##### RECORDS SUPPLIED

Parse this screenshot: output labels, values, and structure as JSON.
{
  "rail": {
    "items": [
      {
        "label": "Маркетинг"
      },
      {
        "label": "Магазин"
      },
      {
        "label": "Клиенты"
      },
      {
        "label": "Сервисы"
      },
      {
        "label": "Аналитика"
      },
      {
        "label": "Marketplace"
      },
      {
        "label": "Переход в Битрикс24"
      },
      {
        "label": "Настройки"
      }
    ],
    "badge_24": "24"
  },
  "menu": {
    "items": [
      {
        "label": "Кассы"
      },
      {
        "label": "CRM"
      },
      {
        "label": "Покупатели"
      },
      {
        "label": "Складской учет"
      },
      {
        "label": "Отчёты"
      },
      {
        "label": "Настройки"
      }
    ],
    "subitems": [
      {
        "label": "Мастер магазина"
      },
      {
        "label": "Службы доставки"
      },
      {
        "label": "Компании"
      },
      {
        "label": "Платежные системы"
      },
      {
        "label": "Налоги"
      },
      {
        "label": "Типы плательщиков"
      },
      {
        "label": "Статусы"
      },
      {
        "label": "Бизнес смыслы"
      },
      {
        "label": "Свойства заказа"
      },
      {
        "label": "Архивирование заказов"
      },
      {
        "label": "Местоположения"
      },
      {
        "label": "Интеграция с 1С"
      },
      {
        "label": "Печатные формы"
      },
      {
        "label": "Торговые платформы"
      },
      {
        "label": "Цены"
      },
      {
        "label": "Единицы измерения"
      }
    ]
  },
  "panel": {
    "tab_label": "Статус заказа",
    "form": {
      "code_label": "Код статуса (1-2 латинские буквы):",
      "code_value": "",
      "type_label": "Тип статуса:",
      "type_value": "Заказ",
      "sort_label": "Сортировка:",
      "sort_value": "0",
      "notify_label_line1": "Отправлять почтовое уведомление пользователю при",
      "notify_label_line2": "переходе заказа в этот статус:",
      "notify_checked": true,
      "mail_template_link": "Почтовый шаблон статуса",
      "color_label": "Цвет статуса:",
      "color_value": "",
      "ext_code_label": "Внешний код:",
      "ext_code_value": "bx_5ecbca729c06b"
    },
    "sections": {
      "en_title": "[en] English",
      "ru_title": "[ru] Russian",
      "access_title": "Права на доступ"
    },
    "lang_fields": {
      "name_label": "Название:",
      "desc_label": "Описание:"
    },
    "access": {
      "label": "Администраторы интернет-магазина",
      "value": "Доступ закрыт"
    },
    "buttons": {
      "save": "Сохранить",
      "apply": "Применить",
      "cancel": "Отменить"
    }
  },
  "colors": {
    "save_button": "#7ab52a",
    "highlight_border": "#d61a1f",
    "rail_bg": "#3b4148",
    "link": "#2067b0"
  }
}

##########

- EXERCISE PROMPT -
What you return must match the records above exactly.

- RESPONSE BELOW -
Parse this screenshot: output labels, values, and structure as JSON.
{
  "rail": {
    "items": [
      {
        "label": "Маркетинг"
      },
      {
        "label": "Магазин"
      },
      {
        "label": "Клиенты"
      },
      {
        "label": "Сервисы"
      },
      {
        "label": "Аналитика"
      },
      {
        "label": "Marketplace"
      },
      {
        "label": "Переход в Битрикс24"
      },
      {
        "label": "Настройки"
      }
    ],
    "badge_24": "24"
  },
  "menu": {
    "items": [
      {
        "label": "Кассы"
      },
      {
        "label": "CRM"
      },
      {
        "label": "Покупатели"
      },
      {
        "label": "Складской учет"
      },
      {
        "label": "Отчёты"
      },
      {
        "label": "Настройки"
      }
    ],
    "subitems": [
      {
        "label": "Мастер магазина"
      },
      {
        "label": "Службы доставки"
      },
      {
        "label": "Компании"
      },
      {
        "label": "Платежные системы"
      },
      {
        "label": "Налоги"
      },
      {
        "label": "Типы плательщиков"
      },
      {
        "label": "Статусы"
      },
      {
        "label": "Бизнес смыслы"
      },
      {
        "label": "Свойства заказа"
      },
      {
        "label": "Архивирование заказов"
      },
      {
        "label": "Местоположения"
      },
      {
        "label": "Интеграция с 1С"
      },
      {
        "label": "Печатные формы"
      },
      {
        "label": "Торговые платформы"
      },
      {
        "label": "Цены"
      },
      {
        "label": "Единицы измерения"
      }
    ]
  },
  "panel": {
    "tab_label": "Статус заказа",
    "form": {
      "code_label": "Код статуса (1-2 латинские буквы):",
      "code_value": "",
      "type_label": "Тип статуса:",
      "type_value": "Заказ",
      "sort_label": "Сортировка:",
      "sort_value": "0",
      "notify_label_line1": "Отправлять почтовое уведомление пользователю при",
      "notify_label_line2": "переходе заказа в этот статус:",
      "notify_checked": true,
      "mail_template_link": "Почтовый шаблон статуса",
      "color_label": "Цвет статуса:",
      "color_value": "",
      "ext_code_label": "Внешний код:",
      "ext_code_value": "bx_5ecbca729c06b"
    },
    "sections": {
      "en_title": "[en] English",
      "ru_title": "[ru] Russian",
      "access_title": "Права на доступ"
    },
    "lang_fields": {
      "name_label": "Название:",
      "desc_label": "Описание:"
    },
    "access": {
      "label": "Администраторы интернет-магазина",
      "value": "Доступ закрыт"
    },
    "buttons": {
      "save": "Сохранить",
      "apply": "Применить",
      "cancel": "Отменить"
    }
  },
  "colors": {
    "save_button": "#7ab52a",
    "highlight_border": "#d61a1f",
    "rail_bg": "#3b4148",
    "link": "#2067b0"
  }
}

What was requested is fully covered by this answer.